→ ASSIGNMENT
Go through the records and tally the lines that include the word "screenshot". The answer is that total alone.

━━━━━━━━━━━━━━━━━━━━━━━━━━━━━━

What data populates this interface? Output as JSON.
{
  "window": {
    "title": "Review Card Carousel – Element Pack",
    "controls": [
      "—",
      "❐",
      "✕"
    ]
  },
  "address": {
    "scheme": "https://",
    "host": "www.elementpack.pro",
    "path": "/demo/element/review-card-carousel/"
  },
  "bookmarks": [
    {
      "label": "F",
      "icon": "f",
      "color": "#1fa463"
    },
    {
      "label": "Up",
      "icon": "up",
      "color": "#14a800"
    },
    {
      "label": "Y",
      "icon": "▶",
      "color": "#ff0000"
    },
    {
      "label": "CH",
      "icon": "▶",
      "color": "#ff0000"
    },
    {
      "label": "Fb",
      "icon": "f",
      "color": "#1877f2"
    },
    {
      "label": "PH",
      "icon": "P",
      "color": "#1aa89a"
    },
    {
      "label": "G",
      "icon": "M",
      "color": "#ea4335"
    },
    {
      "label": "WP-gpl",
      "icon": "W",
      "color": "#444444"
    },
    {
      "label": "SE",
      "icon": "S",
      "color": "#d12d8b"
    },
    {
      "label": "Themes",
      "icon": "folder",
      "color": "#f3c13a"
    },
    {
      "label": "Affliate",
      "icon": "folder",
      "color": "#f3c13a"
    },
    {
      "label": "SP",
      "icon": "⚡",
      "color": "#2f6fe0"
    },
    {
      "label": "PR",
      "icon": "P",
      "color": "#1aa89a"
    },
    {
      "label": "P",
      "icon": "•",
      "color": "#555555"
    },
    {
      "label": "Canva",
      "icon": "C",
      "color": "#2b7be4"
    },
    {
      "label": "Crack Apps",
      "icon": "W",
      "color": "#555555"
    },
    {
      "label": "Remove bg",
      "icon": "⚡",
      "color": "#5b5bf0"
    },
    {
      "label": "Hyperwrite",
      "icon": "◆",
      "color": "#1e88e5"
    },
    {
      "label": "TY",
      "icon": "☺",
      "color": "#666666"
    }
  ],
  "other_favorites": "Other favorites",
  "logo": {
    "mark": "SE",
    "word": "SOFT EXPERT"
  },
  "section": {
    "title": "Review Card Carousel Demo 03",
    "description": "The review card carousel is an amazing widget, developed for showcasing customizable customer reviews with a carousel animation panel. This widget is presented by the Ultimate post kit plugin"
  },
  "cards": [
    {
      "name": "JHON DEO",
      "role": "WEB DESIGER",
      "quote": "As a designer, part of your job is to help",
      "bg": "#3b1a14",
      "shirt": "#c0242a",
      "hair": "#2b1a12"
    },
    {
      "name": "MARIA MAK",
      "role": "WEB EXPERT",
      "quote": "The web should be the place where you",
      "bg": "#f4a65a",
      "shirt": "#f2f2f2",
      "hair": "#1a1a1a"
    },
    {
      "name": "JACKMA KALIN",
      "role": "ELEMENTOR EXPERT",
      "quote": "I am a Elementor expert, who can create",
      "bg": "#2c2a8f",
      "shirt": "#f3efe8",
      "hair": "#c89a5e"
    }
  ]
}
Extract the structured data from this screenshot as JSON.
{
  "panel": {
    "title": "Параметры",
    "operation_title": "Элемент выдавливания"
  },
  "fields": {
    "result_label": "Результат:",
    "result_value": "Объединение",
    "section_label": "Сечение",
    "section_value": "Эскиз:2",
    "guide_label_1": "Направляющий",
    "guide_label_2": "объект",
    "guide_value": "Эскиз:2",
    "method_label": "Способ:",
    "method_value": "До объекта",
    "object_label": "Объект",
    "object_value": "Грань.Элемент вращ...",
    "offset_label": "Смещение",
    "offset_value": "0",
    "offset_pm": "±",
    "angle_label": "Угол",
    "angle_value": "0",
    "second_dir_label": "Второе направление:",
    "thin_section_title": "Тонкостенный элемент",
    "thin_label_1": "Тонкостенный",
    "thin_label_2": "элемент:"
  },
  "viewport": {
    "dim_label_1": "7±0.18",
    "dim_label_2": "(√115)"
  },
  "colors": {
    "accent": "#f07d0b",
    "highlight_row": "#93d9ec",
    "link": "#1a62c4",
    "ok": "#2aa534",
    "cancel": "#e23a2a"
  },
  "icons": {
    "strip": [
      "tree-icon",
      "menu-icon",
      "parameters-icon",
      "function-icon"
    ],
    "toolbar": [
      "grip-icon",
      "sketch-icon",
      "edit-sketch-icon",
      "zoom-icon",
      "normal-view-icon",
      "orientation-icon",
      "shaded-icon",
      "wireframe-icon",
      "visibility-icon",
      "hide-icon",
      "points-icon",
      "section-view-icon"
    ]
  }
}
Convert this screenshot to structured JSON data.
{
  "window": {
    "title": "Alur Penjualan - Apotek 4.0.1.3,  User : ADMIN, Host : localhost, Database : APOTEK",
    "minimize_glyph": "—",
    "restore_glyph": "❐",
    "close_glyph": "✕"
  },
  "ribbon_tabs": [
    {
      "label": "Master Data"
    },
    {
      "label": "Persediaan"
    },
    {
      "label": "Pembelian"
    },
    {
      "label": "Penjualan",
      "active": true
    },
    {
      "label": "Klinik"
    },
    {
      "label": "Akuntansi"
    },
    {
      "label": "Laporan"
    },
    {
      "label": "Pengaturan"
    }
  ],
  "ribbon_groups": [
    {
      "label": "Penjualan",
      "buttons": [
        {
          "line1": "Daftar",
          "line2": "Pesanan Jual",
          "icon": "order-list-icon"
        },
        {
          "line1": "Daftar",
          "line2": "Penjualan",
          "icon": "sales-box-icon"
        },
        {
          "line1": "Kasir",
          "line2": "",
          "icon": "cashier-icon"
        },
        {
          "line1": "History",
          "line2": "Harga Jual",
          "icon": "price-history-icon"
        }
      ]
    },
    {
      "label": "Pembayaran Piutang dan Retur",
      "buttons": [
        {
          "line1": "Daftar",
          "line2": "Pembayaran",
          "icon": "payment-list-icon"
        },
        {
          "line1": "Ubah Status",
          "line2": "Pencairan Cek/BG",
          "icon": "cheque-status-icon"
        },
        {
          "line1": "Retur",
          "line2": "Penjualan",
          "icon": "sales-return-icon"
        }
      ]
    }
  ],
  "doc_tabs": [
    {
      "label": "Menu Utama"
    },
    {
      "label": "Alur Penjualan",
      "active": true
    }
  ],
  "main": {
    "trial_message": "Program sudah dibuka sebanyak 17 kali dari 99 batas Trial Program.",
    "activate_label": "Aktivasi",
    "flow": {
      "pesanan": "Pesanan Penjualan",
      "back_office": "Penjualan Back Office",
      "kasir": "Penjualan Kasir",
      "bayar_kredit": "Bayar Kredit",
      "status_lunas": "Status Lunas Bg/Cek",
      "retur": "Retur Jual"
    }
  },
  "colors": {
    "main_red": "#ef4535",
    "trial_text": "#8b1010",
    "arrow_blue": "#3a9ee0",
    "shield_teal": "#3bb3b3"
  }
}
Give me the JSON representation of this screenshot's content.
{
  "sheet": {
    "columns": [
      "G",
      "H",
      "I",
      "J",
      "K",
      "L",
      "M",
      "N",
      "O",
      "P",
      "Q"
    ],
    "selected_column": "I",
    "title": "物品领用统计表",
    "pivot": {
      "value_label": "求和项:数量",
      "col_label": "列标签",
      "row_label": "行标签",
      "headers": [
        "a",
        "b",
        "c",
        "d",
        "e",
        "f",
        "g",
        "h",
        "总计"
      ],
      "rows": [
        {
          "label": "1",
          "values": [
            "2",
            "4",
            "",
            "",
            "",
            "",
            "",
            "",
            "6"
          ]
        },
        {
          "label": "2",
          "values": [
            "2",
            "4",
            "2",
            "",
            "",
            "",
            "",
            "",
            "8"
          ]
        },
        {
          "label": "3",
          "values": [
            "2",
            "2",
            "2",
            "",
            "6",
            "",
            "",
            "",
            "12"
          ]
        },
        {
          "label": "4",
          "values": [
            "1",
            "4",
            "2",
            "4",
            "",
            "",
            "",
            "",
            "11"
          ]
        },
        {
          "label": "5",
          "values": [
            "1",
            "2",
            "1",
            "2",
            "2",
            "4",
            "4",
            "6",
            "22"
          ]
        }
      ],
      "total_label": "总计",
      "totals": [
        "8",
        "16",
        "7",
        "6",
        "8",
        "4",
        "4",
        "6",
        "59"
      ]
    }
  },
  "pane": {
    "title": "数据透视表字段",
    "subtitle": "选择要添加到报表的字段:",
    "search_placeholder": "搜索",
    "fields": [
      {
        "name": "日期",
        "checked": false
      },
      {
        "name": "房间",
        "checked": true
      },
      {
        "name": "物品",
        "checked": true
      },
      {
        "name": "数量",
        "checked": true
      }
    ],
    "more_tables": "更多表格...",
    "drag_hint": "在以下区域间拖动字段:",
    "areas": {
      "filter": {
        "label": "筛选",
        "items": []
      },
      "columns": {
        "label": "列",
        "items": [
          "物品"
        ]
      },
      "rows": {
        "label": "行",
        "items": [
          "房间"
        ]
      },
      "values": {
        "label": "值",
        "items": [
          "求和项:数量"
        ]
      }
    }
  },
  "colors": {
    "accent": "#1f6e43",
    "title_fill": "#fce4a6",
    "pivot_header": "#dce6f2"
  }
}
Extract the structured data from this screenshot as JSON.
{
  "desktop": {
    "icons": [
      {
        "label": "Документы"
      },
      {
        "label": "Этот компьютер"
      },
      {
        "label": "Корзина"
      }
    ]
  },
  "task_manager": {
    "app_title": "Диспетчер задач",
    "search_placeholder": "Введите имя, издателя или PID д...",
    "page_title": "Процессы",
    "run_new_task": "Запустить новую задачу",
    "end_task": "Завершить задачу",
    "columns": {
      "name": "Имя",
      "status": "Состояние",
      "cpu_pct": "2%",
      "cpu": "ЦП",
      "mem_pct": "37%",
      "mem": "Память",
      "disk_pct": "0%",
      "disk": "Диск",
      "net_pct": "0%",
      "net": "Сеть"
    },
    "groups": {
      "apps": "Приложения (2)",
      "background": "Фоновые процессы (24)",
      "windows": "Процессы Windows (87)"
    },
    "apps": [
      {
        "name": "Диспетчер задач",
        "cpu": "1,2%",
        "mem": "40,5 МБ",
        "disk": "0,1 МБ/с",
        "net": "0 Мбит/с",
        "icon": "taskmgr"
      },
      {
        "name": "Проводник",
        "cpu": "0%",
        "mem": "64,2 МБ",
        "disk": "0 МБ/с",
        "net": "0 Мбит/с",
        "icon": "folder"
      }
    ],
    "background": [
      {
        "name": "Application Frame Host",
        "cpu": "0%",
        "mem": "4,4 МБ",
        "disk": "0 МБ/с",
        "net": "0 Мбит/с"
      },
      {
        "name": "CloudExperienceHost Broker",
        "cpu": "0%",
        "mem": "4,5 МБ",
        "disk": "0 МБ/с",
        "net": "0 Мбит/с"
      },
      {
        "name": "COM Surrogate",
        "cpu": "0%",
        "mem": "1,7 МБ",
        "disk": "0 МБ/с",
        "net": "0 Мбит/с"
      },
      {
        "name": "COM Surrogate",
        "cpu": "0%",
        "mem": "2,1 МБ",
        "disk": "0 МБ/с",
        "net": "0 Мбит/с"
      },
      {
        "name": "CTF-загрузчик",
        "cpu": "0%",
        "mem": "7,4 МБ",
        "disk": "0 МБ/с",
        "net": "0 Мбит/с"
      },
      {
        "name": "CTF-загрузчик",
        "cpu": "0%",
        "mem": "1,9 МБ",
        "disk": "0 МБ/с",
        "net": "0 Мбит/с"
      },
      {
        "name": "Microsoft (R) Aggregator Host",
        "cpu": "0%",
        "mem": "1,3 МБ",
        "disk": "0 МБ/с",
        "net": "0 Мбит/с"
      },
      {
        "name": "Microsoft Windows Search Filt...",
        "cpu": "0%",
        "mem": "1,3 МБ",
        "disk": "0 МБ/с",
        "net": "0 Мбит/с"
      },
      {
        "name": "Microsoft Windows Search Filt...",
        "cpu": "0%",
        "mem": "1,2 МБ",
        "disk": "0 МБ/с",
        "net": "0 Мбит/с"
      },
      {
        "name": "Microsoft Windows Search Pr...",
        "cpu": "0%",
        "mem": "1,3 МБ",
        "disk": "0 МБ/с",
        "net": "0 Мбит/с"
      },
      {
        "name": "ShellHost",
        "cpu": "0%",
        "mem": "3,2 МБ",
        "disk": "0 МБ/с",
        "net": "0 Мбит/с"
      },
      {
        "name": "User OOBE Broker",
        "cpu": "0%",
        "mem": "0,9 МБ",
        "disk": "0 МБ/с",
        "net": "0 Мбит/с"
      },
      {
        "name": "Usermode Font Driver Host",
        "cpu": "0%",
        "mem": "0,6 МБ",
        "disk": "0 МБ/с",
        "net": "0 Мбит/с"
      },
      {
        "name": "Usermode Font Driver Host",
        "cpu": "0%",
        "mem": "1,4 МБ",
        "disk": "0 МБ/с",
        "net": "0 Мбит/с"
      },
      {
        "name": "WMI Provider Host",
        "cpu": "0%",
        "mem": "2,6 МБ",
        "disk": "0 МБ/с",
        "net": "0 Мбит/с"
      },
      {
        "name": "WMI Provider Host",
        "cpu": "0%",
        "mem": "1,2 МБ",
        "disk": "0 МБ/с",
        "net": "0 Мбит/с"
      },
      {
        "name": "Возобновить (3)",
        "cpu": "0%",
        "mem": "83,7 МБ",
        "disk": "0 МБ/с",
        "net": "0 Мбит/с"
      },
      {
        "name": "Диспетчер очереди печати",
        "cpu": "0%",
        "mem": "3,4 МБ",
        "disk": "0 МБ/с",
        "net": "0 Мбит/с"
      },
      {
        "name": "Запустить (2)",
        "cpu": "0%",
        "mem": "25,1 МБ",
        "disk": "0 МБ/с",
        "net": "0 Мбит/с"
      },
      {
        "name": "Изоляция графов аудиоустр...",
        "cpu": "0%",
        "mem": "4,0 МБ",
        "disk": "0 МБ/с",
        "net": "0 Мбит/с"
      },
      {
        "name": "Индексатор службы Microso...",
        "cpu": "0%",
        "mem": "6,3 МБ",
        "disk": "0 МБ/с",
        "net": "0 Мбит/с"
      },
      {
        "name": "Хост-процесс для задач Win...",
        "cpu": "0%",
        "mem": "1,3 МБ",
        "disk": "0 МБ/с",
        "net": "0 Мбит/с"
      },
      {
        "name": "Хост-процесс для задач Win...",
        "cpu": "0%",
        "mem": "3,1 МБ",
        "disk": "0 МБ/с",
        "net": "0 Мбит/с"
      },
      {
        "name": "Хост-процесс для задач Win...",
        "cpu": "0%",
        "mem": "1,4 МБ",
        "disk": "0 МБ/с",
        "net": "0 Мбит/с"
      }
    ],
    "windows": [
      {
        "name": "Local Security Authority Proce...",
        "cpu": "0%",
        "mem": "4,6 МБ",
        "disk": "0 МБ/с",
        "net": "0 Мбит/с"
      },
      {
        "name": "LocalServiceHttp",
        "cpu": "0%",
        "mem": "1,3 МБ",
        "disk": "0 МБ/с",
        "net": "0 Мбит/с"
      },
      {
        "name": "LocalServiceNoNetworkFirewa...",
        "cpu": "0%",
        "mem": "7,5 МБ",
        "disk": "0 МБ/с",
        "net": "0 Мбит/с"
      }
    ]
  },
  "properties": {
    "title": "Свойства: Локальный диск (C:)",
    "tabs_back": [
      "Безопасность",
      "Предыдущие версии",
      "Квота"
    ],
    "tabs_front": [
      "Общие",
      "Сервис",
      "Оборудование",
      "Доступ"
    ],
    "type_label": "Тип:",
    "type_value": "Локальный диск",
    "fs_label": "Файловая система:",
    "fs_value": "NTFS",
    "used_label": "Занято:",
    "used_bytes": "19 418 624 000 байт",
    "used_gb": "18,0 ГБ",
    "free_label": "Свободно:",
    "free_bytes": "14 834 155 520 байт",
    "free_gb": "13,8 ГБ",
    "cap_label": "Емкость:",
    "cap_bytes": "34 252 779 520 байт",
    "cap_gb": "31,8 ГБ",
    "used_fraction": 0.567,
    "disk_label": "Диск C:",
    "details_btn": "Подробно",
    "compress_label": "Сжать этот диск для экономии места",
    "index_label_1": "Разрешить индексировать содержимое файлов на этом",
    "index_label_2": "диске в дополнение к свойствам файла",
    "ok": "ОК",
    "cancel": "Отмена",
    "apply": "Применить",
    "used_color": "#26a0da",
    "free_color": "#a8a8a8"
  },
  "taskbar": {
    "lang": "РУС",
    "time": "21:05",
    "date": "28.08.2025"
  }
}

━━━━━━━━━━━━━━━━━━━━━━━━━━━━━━

→ YOUR SOLUTION
4